**WORK TASK:** Wherever the word "true" appears in a line of the data, that line should be copied.

[[ DATASET ENTRIES, beginning ]]

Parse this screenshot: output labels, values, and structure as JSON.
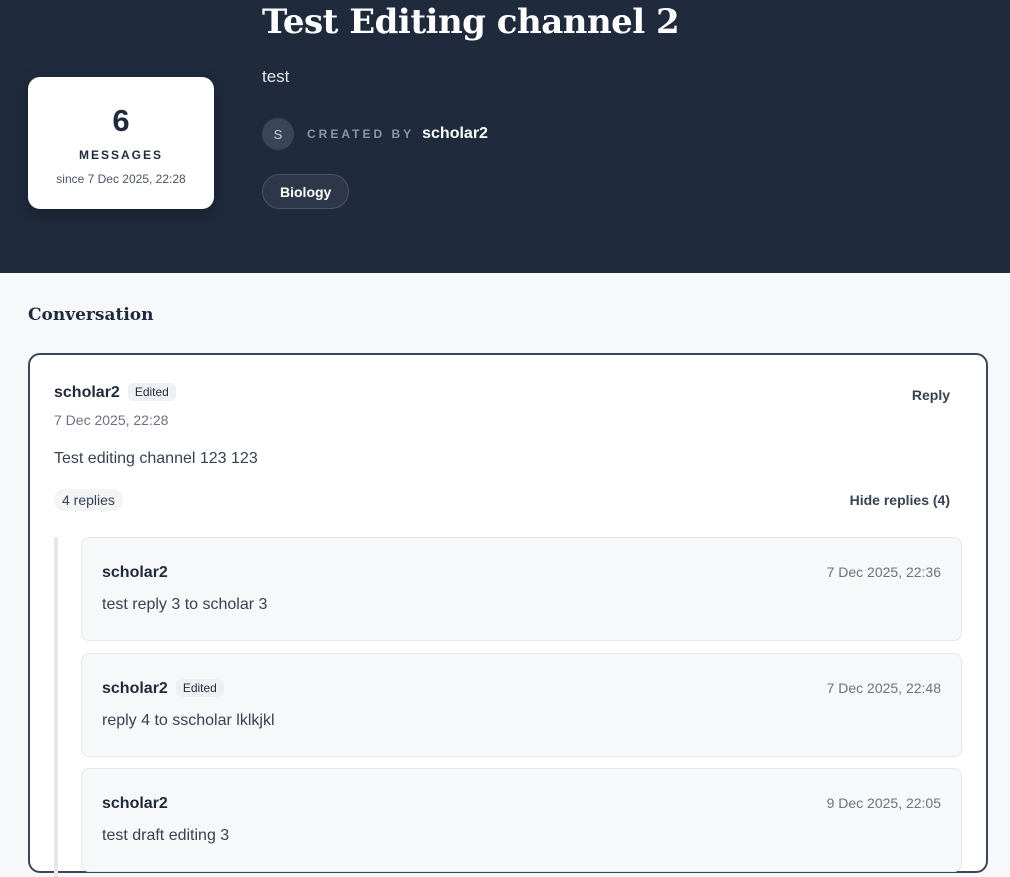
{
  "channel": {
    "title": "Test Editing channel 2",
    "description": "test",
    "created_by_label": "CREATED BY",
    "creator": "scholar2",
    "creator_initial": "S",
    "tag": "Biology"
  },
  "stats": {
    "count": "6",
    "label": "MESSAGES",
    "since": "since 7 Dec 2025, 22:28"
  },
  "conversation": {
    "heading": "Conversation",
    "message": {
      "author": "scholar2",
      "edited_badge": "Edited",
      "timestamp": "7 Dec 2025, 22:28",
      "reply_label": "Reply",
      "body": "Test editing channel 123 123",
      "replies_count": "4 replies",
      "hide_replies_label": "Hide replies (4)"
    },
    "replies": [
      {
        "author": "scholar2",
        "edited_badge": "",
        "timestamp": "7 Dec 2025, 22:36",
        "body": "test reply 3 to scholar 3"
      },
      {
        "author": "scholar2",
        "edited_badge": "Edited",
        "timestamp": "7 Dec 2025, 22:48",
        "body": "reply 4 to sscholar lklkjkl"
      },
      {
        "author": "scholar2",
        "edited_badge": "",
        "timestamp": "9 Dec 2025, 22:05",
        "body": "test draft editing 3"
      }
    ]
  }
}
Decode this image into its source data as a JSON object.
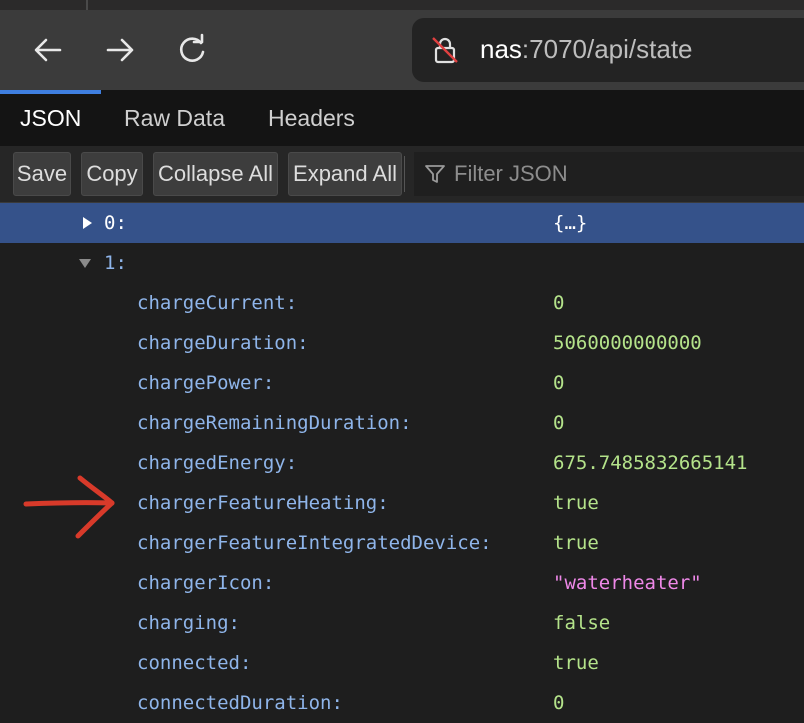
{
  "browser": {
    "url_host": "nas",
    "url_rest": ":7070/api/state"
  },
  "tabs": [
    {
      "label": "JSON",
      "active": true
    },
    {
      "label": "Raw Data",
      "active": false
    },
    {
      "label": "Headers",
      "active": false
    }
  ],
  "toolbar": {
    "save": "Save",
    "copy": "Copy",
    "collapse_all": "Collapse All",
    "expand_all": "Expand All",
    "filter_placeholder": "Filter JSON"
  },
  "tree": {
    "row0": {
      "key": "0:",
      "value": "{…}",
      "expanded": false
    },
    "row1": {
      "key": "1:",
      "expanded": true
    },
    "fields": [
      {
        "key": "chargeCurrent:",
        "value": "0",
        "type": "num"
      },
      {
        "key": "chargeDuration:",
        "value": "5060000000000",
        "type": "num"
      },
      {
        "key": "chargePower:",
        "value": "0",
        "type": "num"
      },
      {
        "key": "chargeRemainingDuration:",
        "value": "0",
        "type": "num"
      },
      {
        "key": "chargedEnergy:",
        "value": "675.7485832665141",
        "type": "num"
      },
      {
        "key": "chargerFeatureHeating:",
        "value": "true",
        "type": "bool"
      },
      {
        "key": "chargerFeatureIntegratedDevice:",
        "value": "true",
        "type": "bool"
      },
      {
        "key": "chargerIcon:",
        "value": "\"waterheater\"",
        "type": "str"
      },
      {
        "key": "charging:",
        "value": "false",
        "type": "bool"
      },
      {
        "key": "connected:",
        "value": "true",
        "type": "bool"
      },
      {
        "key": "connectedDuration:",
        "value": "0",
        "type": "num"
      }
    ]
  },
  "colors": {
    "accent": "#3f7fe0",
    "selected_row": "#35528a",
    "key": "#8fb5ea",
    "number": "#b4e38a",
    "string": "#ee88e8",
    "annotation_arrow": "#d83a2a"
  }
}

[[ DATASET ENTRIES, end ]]
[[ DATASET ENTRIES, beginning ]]

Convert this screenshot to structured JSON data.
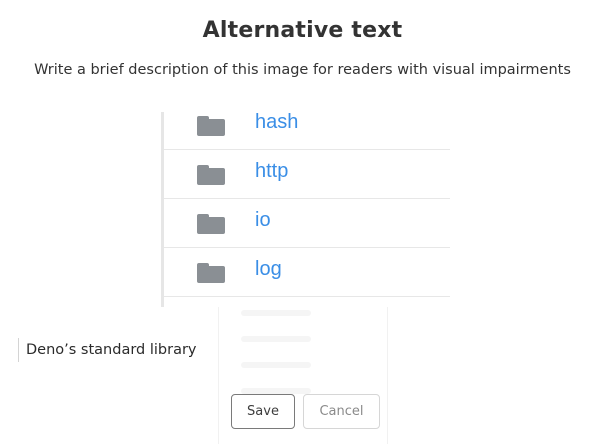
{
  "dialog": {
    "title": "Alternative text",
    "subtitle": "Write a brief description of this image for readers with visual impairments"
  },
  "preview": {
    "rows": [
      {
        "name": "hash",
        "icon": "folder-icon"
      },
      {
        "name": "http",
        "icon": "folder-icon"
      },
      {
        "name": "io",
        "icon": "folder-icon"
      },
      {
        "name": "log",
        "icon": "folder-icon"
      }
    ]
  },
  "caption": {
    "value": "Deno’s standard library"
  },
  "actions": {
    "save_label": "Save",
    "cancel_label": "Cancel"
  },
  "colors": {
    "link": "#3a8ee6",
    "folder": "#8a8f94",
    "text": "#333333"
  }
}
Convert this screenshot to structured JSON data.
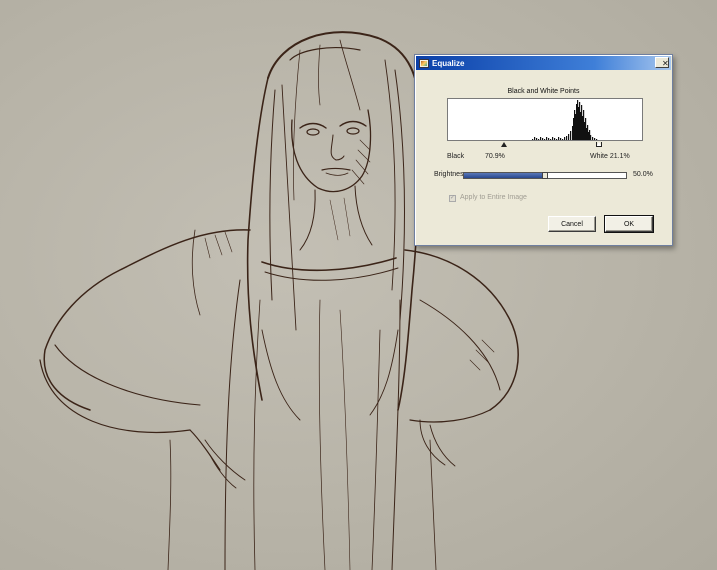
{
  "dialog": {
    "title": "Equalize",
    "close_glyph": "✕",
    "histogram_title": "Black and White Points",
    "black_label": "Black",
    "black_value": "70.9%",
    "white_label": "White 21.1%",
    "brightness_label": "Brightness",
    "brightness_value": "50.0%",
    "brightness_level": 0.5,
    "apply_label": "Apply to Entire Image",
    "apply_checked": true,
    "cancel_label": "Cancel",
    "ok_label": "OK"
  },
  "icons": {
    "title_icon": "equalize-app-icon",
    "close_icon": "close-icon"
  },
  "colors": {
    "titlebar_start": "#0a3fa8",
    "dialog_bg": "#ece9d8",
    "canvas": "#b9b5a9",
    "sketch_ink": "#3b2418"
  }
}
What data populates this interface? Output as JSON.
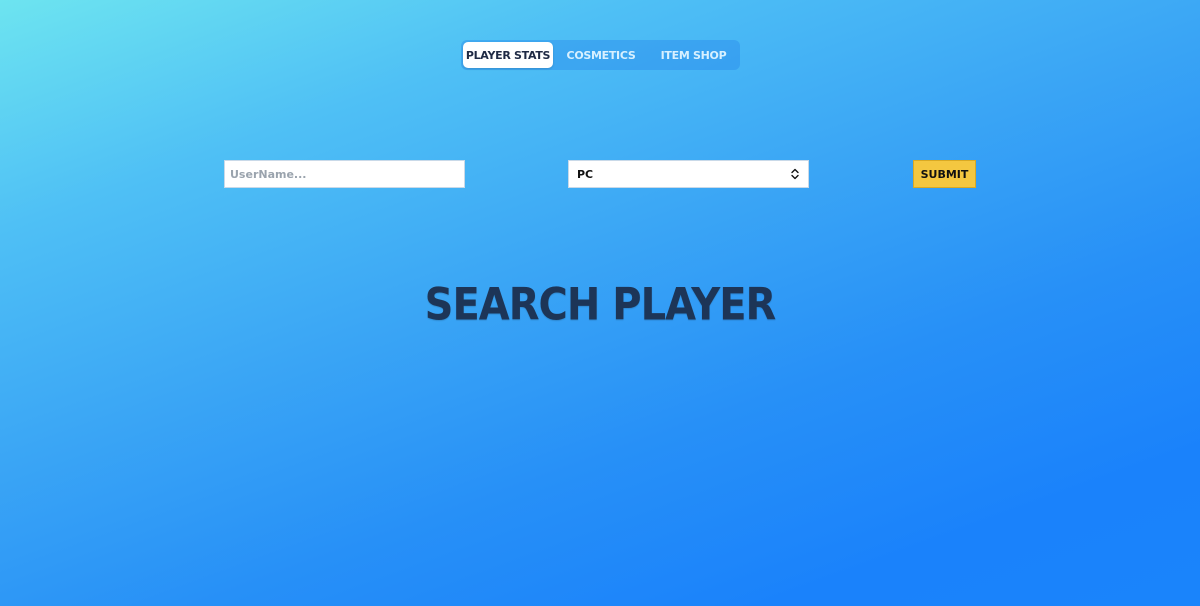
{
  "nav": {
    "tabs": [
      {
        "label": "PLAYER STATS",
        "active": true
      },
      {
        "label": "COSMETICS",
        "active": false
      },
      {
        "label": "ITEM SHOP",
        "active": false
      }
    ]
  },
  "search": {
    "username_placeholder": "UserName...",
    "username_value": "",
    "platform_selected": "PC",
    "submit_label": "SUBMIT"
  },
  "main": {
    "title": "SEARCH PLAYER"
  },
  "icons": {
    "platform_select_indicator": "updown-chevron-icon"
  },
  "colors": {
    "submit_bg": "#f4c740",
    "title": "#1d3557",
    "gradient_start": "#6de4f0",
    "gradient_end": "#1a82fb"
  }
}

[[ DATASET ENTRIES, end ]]

**SOLUTION FOR THIS EXERCISE:**
      "active": true
      "expanded": true
        "value": "true",
        "value": "true",
        "value": "true",
    "apply_checked": true,
        "active": true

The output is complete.